FREE PRINTABLE : NATURE SCAVENGER HUNT
In this post, I’m thinking about increasing overall unstructured playtime in nature. Getting outside is so important, but sometimes just jumping into the woods can be daunting with young kids. Pack lots of snacks and follow this list to create some missions – but between us, it’s all just an excuse to get kids out into the natural world!
Somewhere along the path of suburban sprawl and the increased popularity of iPads and video games, our kids started spending more time in coffee shops and retail stores than tossing stones into ponds. Many of today’s children don’t have the same deep appreciation for nature as previous generations did, and it comes down to one simple thing: They aren’t spending enough time outdoors. There’s a calmness that comes from walking through the trees, an appreciation for the beauty of the world that comes from staring at a beautiful lake or watching a sunset, and many of today’s kids are missing out on these simple pleasures. Indeed, Richard Louv (2008 Audubon Medal Recipient) believes that “Nature Deficit Disorder” can be linked to many of the ailments of our society, such as obesity, depression, and ADD. This deeper connection with our planet is imperative for children to develop as they grow into adults. So let’s get our kids outside this summer!
It’s no secret that today’s kids are over scheduled, but it’s time to schedule in time with the great outdoors. When I was a kid, growing up in rural Nova Scotia, Canada, we didn’t have to make a date with nature – we just walked out our back doors. Evening strolls along a dirt road were normal, playing for hours on end in the woods came naturally, and staring up at the sky in wonder was something we did without thinking.
Connecting children with nature doesn’t need to be daunting. Start off small – play in the backyard and neighborhood walks. Next, plan a picnic with friend. Print off this free printable to head out on a nature walk!
Don’t let your kids grow up having a closer relationship to Target than they do to nature. However – keep in mind that the goal is to have unstructured time in nature, so don’t worry if they don’t check everything off on the list.
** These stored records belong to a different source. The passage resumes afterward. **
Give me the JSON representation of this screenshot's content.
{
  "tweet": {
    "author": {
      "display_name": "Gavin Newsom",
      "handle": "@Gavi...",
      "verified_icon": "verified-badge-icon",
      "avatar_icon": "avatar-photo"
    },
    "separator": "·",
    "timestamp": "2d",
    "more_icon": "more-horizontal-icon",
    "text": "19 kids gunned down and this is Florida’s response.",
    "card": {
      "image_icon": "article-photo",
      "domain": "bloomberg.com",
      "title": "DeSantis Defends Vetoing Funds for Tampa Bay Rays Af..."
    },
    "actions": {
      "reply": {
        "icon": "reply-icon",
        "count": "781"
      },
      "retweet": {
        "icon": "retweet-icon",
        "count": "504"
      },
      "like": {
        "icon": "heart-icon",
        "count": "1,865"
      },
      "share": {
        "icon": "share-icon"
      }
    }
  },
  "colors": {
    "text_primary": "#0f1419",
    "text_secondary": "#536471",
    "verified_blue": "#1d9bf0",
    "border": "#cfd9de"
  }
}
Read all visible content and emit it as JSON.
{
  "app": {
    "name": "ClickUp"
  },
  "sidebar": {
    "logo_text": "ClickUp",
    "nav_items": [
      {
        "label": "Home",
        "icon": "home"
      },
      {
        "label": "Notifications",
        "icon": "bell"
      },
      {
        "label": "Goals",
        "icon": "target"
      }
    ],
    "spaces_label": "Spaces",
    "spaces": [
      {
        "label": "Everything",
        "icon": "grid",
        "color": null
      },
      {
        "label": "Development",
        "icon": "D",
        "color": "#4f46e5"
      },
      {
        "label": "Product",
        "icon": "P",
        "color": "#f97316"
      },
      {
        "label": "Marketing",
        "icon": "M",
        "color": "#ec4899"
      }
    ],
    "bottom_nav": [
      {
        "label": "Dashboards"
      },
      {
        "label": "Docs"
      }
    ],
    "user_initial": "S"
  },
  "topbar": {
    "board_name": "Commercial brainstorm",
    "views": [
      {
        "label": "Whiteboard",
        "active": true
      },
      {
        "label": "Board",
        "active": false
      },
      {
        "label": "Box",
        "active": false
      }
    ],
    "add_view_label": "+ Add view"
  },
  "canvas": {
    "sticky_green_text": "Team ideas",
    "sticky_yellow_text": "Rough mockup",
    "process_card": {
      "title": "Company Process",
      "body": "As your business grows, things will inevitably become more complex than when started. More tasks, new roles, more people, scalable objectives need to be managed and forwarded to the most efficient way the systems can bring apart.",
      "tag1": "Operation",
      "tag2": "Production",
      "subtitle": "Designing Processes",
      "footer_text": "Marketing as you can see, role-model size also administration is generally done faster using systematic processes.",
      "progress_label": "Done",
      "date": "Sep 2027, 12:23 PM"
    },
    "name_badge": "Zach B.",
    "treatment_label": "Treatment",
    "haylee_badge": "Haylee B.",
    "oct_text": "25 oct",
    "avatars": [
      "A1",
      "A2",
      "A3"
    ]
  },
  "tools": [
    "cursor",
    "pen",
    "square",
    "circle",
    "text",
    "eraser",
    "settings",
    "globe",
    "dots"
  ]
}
In fact, if they lose track of the activity and romp around in the woods, you’ve met your goal!
You can download a FREE PRINTABLE HERE: NATURE SCAVENGER HUNT
- Do Happiest Mama’s Nature Scavenger Hunt
- Press Flowers – I sure wish we still had encyclopedias!
- Use a book to identify leaves and trees.
- Make bracelets out of double sided tape (or use masking tape) with the sticky part on the outside. Have children stick their favorite nature finds, such as flowers or leaves, to their bracelets to create their very own nature bracelets.
- Connect with local nature centers to join in on fun walks, activities, and hikes. Be sure to check what is available at other nearby communities or travel destinations as well!
- Sensory Discovery Walk. Blindfold children and have them identify different items in the forest through touch, smell, taste (choose wisely), and sound.
- Look for animal footprints.
- Take photos – get up close to bugs, plants, and rocks. Let your child be in charge of what to photograph, and later print the photos to bring some nature into their play space.
- Create a trail of bird seed for the forest animals to find. Check back later in the week to find it mysteriously eaten and talk about what creatures may have found your offering.
- Go outside very early in the morning or late at night and discuss the differences. Return to the same areas often so your children develop an appreciation for the changing seasons.
Realize how important time in nature is, and make it a priority! I would love to hear about how you got outside this week! And, don’t forget your own mental health: spending time in the great outdoors isn’t only good for the kids.